I want to write a lot about this time with both of them, much more than I have time to now, but I am running and rushing as usual, and the Spurs are losing as I type, losing, losing. Ending their season as I end this sentence. Crikey, this sucks. Tim Duncan. What a graceful teacher he is. I have to hold off on writing more about my immersion with Veronica Golos. She is just a phenomenal teacher, poet, writer, and person. And it looks like she liked some of my work! That was good! My Mary poems had a good run last week. And Sharon Olinka? She's one of the badasses in my poetry group. See? The group really is good.

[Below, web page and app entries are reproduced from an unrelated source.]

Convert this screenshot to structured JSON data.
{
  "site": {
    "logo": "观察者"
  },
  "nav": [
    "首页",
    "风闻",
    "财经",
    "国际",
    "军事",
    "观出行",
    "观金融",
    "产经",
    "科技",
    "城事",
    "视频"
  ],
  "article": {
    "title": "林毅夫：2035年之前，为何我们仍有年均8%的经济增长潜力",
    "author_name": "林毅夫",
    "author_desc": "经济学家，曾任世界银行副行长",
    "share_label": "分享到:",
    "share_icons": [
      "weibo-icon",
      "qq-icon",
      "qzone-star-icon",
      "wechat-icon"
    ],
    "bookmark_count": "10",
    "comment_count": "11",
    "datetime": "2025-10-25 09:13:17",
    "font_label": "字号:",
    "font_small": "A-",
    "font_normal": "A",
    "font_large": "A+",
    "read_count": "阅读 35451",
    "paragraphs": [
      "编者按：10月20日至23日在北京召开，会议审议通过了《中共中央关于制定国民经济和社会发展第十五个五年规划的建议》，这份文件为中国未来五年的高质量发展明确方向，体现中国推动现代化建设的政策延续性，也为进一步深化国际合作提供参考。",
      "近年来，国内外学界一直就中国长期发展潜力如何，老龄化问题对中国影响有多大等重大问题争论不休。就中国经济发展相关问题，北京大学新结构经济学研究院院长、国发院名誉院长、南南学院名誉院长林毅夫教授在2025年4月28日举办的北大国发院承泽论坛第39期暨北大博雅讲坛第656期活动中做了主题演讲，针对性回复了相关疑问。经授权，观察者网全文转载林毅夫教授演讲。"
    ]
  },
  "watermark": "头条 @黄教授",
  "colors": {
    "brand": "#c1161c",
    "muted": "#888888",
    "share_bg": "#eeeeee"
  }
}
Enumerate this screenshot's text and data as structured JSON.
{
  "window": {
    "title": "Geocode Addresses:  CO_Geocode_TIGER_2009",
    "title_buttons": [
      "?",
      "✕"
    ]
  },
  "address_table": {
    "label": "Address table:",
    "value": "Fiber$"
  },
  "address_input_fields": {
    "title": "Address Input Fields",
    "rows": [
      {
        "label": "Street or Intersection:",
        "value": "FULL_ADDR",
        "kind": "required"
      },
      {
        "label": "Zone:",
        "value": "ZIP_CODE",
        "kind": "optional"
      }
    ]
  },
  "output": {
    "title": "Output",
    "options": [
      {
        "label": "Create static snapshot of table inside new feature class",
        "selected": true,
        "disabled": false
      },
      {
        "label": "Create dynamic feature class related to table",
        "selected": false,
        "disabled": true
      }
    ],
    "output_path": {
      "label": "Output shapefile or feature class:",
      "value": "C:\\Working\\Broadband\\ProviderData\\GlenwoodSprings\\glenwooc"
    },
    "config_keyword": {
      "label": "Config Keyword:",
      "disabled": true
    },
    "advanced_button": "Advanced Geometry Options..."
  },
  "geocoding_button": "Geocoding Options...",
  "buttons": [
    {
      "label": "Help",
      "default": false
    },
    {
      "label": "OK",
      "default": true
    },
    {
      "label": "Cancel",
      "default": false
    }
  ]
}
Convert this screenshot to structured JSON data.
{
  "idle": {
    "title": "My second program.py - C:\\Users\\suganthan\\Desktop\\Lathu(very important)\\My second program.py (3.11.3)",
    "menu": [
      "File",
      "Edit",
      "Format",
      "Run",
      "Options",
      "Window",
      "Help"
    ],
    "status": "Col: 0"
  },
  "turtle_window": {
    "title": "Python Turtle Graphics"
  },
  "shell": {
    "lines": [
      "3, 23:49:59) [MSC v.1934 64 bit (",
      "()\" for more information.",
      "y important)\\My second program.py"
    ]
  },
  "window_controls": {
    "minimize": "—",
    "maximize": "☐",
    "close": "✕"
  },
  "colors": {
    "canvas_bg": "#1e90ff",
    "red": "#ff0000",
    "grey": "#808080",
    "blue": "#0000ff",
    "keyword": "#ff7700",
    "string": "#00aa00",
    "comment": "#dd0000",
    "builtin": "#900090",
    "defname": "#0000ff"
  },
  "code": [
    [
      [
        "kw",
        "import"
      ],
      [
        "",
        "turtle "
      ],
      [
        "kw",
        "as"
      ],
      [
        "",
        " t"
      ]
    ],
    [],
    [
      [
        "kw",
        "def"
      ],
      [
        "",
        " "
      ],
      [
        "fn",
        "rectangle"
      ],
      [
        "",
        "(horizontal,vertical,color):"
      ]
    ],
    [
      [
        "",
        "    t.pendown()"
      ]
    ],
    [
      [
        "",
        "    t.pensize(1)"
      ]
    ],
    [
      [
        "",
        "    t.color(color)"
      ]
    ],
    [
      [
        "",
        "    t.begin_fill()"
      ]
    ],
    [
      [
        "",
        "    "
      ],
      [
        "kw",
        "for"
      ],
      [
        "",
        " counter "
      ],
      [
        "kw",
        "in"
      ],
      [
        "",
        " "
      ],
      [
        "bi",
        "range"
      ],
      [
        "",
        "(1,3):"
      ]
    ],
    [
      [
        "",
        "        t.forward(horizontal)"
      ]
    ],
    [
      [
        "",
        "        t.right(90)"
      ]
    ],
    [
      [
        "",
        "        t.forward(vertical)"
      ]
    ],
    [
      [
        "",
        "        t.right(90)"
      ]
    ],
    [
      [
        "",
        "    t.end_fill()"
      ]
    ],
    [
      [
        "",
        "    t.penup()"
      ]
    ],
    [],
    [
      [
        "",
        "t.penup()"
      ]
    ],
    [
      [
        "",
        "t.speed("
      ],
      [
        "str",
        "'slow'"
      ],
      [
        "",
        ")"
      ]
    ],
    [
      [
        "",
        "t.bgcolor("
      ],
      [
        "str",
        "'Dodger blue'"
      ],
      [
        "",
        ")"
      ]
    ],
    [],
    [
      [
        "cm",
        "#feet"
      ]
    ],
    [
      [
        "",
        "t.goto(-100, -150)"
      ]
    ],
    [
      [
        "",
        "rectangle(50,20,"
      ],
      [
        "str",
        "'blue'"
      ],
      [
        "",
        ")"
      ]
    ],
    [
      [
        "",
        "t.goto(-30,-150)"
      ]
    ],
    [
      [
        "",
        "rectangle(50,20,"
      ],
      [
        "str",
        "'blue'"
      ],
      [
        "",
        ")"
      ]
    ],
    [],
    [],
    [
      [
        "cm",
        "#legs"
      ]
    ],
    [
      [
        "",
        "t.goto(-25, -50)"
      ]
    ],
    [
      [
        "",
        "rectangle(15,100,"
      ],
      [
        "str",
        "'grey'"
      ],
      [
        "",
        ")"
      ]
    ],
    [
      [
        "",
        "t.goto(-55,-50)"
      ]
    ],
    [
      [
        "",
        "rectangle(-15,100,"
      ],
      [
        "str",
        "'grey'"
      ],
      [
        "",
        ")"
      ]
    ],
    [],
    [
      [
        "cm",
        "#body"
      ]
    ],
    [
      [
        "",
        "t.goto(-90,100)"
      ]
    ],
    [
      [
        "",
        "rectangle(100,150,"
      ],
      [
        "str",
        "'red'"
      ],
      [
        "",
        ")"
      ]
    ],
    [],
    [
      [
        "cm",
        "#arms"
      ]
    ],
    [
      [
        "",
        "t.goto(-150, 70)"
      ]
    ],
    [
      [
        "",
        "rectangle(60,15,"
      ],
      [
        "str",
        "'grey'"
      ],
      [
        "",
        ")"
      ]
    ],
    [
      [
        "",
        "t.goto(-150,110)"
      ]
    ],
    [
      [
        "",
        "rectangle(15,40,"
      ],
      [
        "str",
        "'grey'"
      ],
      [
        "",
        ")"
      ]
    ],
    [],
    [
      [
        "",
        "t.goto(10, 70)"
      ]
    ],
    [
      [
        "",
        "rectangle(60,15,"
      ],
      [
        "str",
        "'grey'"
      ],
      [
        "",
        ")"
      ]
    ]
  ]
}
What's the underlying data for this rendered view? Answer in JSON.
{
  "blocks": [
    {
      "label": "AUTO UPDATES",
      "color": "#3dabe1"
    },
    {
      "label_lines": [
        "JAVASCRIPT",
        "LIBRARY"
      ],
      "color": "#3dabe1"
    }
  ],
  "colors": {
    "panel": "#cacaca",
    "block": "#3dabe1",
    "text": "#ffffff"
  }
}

This week, though, has had a big share of stressors, as I mentioned above, half-crazed, fully crazed, and not filled with luminous poetry mentors, but this is how it goes. I looked into stress today with one of our psychology faculty while we walked across the mud and construction in our parking lot at NVC. "What are the chemicals that cause one to feel like their bones are being crushed when one gets bad information, or bad news? She made a face, tried to name the chemicals, and then explained to me that the phenomenon of feeling crushed to the bone when you get negative input into your brain is related to adrenaline, and is part of our fight or flight response, which is built into our brains for survival. That makes sense. Survival hurts. I was remembering Psych 101 as we climbed the barrier around the construction site! She said that the physical feeling of pain is made of hormones, sugars, and a flood of other chemicals that yes, create a crushing, possibly paralyzing feeling, shutting down your digestive system, slowing down breathing, bringing all into focus. It all came back to me as she talked. Dad. Losing Dad. Losing Marlo all those years ago. Losing babies. Losing a job. Some bad things that happened this week. And she said that the purpose of the chemicals is to prepare ourselves to react, to cope. "Really?" I said. "Yes, because you know you will have to react. Your body is getting ready. You will have to choose what to do, coping with grief for example, so the chemicals are there to help you when you choose to act." Funny, it never felt that way, that the crushing pain of bad news was a way of my body wanting to help? I want to look into this some more. She also said these were the chemicals of stress. Longterm stress. Short-term stress. As we all know, stress kills. But in my case, the bone-crushing feeling felt like an end in itself, like I wanted to just quit and hide, not a preparation for something. Is that flight? I don't think so. Fear, yes. This week was not filled with that pain at all necessarily, but badness, yes fear, yes, escape, yes, and yes, FIGHT is the only real option. It has to happen even though there was the strong lure of flight i.e. Cinderella finger nails! Ummm. Maybe FIGHT has to wait until the boxing gloves are correctly strapped on. Here is to all the light glitter can bring because light is its own kind of writing prompt and medicine.